This is an action of tort or contract in two counts, involving the purchase and sale of real estate. The trial judge directed a verdict for the defendants on count 1, and the jury returned a verdict for the defendants on count 2. The case is here on the plaintiff's exceptions. Count 1 was for damages because of the defendants' failure to repair shingles on the house in accordance with the purchase and sale agreement. The agreement stated that "the acceptance of a deed and possession by the . . . [plaintiff] shall be deemed to be a full performance and discharge hereof." The defendants' promise to repair the shingles was not collateral to the conveyance, and was merged with the deed. The plaintiff's right was thus extinguished when the deed was apparently accepted. Pybus v. Grasso, 317 Mass. 716 . Lipson v. Southgate Park Corp. 345 Mass. 621 . There was no error in directing a verdict for the defendants on count 1. Count 2 alleged that the defendants falsely represented that the house "had a dry cellar." The plaintiff excepted to the judge's charge in that he "failed to instruct that the Jury could infer, from the evidence that there was or could have been water in the cellar." We are satisfied from our examination of the record that such a conclusion would have been conjectural. There was no error.
Milano, a supplier of gravel and equipment to Rufo Construction Company, a subcontractor of Rugo, the general contractor for the construction of a hangar at Logan Airport, intervened in Rufo's suit against Rugo under G. L. c. 149, Section 29. The entire case was referred to a master who appointed stenographers
under Rule 90 of the Superior Court (1954). The trial took ninety-eight days during a period of two years.
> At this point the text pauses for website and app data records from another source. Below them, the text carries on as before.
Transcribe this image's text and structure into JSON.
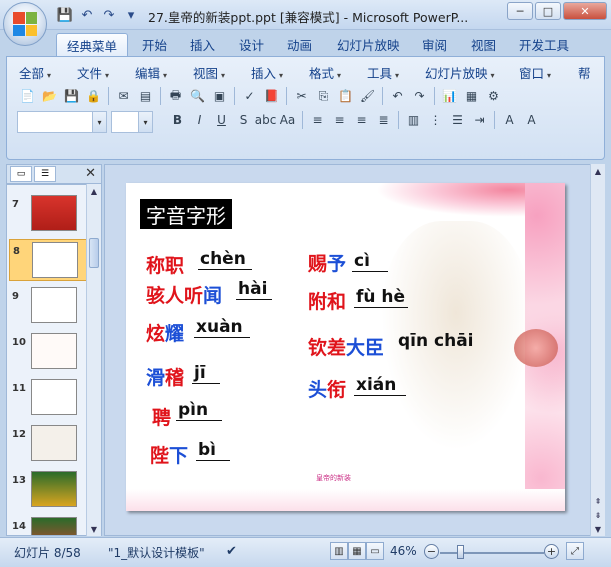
{
  "window": {
    "title": "27.皇帝的新装ppt.ppt [兼容模式] - Microsoft PowerP...",
    "minimize": "─",
    "maximize": "□",
    "close": "✕"
  },
  "ribbon_tabs": [
    "经典菜单",
    "开始",
    "插入",
    "设计",
    "动画",
    "幻灯片放映",
    "审阅",
    "视图",
    "开发工具"
  ],
  "menus": [
    "全部",
    "文件",
    "编辑",
    "视图",
    "插入",
    "格式",
    "工具",
    "幻灯片放映",
    "窗口",
    "帮"
  ],
  "slides_panel": {
    "numbers": [
      "7",
      "8",
      "9",
      "10",
      "11",
      "12",
      "13",
      "14"
    ],
    "selected": "8"
  },
  "slide": {
    "title": "字音字形",
    "items": [
      {
        "a": "称",
        "b": "职",
        "pinyin": "chèn"
      },
      {
        "a": "骇人听",
        "b": "闻",
        "pinyin": "hài"
      },
      {
        "a": "炫",
        "b": "耀",
        "pinyin": "xuàn"
      },
      {
        "a": "滑",
        "b": "稽",
        "pinyin": "jī"
      },
      {
        "a": "聘",
        "b": "",
        "pinyin": "pìn"
      },
      {
        "a": "陛",
        "b": "下",
        "pinyin": "bì"
      },
      {
        "a": "赐",
        "b": "予",
        "pinyin": "cì"
      },
      {
        "a": "附",
        "b": "和",
        "pinyin": "fù hè"
      },
      {
        "a": "钦差",
        "b": "大臣",
        "pinyin": "qīn chāi"
      },
      {
        "a": "头",
        "b": "衔",
        "pinyin": "xián"
      }
    ],
    "caption": "皇帝的新装"
  },
  "status": {
    "slide_info": "幻灯片 8/58",
    "template": "\"1_默认设计模板\"",
    "zoom": "46%",
    "zoom_minus": "−",
    "zoom_plus": "+"
  }
}
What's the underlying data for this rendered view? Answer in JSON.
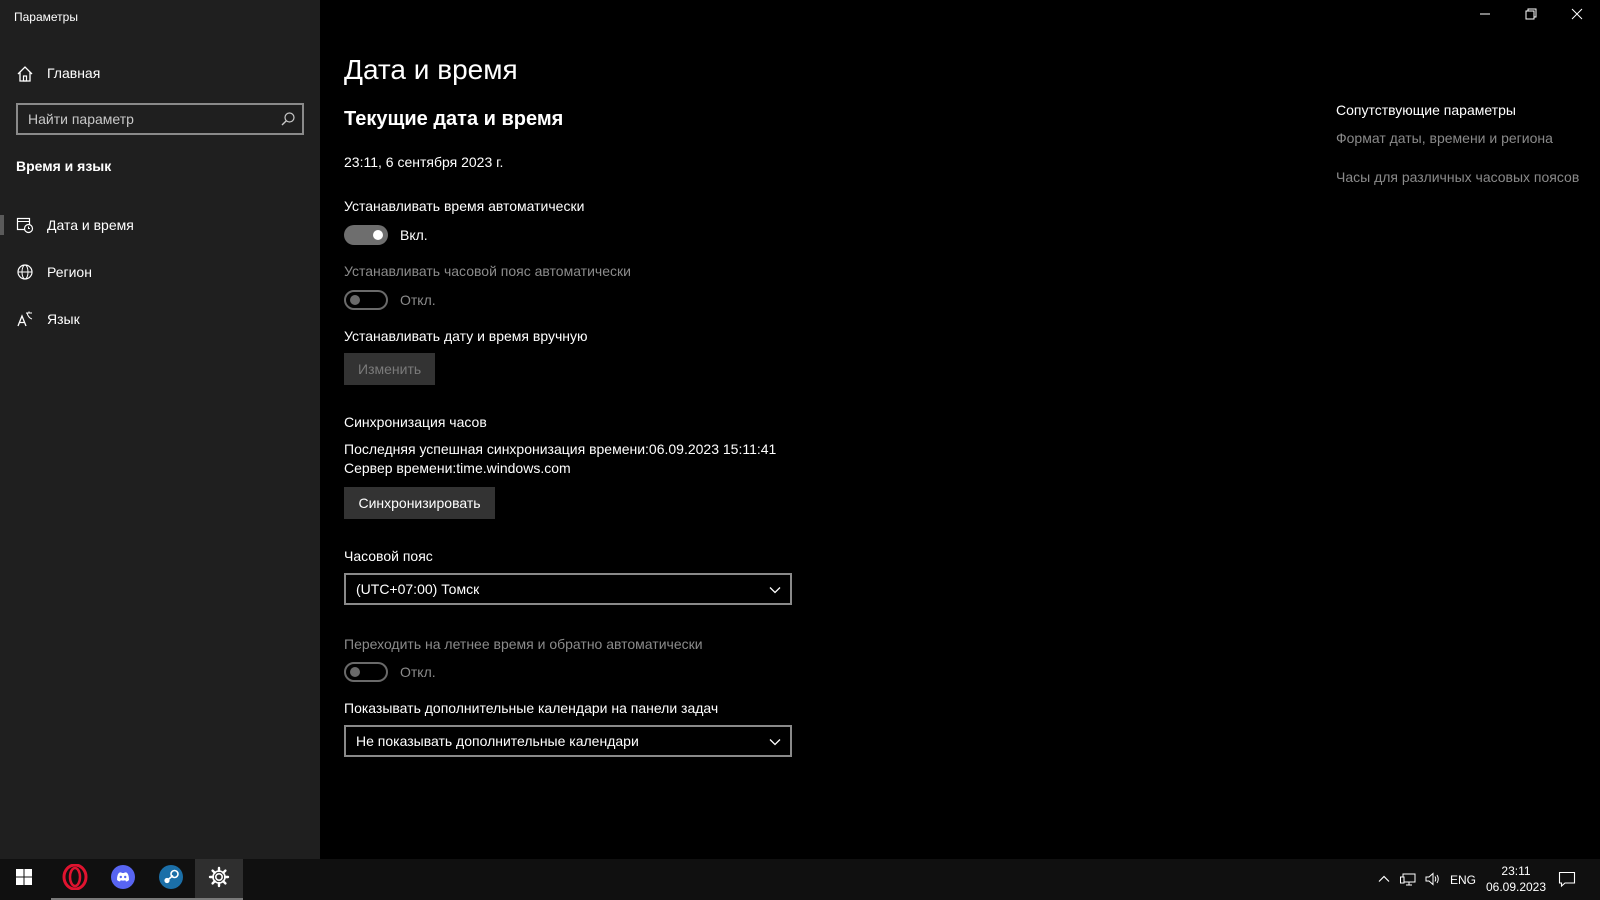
{
  "window": {
    "title": "Параметры"
  },
  "sidebar": {
    "home_label": "Главная",
    "search_placeholder": "Найти параметр",
    "section_title": "Время и язык",
    "items": [
      {
        "label": "Дата и время",
        "icon": "calendar-clock-icon",
        "active": true
      },
      {
        "label": "Регион",
        "icon": "globe-icon",
        "active": false
      },
      {
        "label": "Язык",
        "icon": "language-icon",
        "active": false
      }
    ]
  },
  "main": {
    "page_title": "Дата и время",
    "current_title": "Текущие дата и время",
    "current_datetime": "23:11, 6 сентября 2023 г.",
    "auto_time": {
      "label": "Устанавливать время автоматически",
      "state": "Вкл.",
      "on": true
    },
    "auto_timezone": {
      "label": "Устанавливать часовой пояс автоматически",
      "state": "Откл.",
      "on": false
    },
    "manual": {
      "label": "Устанавливать дату и время вручную",
      "button": "Изменить"
    },
    "sync": {
      "title": "Синхронизация часов",
      "last_sync": "Последняя успешная синхронизация времени:06.09.2023 15:11:41",
      "server": "Сервер времени:time.windows.com",
      "button": "Синхронизировать"
    },
    "timezone": {
      "label": "Часовой пояс",
      "value": "(UTC+07:00) Томск"
    },
    "dst": {
      "label": "Переходить на летнее время и обратно автоматически",
      "state": "Откл.",
      "on": false
    },
    "calendars": {
      "label": "Показывать дополнительные календари на панели задач",
      "value": "Не показывать дополнительные календари"
    }
  },
  "related": {
    "title": "Сопутствующие параметры",
    "links": [
      "Формат даты, времени и региона",
      "Часы для различных часовых поясов"
    ]
  },
  "taskbar": {
    "apps": [
      "start-icon",
      "opera-icon",
      "discord-icon",
      "steam-icon",
      "settings-icon"
    ],
    "language": "ENG",
    "time": "23:11",
    "date": "06.09.2023"
  },
  "colors": {
    "sidebar_bg": "#1f1f1f",
    "main_bg": "#000000",
    "taskbar_bg": "#101010",
    "dim_text": "#8b8b8b"
  }
}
The defendants Rugo and its sureties appeal (1) from the denial of their motions for recommittal on the grounds that, having filed objections and furnished the master with ninety-eight volumes of testimony consisting of thousands of pages, they were entitled to brief, accurate and fair summaries of the evidence to enable the court (a) to test its sufficiency in law to support nineteen findings of fact made by the master and (b) to pass upon the propriety of twenty-two rulings on evidence relating to certain exhibits and (2) from the final decree based on the confirmed report. There was no error. The alleged failure of the appellants to comply with Rule 90 need not be discussed. The objections, read in light of the master's report which on its face is clear, well organized, complete in all essentials and consistent in its findings, would require the master to summarize all the evidence in the case. Rule 90 may not be thus subverted. Tzitzon Realty Co. v. Mustonen, 352 Mass. 648 , 650. The final decree is not defective. Under G. L. c. 149, Section 29, the liability of Rugo and its sureties to Milano is not contingent upon Rugo's liability to Rufo which hired Milano. Philip Carey Mfg. Co. v. Joseph Rugo, 346 Mass. 206 , 208. Rufo was a party to the litigation when the master's report was confirmed establishing Rufo's indebtedness to Milano. When Rufo's claim against Rugo and its sureties is established, the latters' payment to Milano may be asserted as a pro tanto payment to Rufo. 346 Mass. 206 , 208. Double costs and interest at the rate of eight per cent are awarded to Milano in accordance with G. L. c. 211, Section 10.
Interlocutory and final decrees affirmed.
[Note 1] Aetna Insurance Company and American Employers' Insurance Company, sureties on Rugo's statutory bond. G. L. c. 149, Section 29. Rufo Construction Company, the plaintiff in the suit in which Milano intervened, and the Massachusetts Port Authority, the awarding authority, are not parties to these appeals.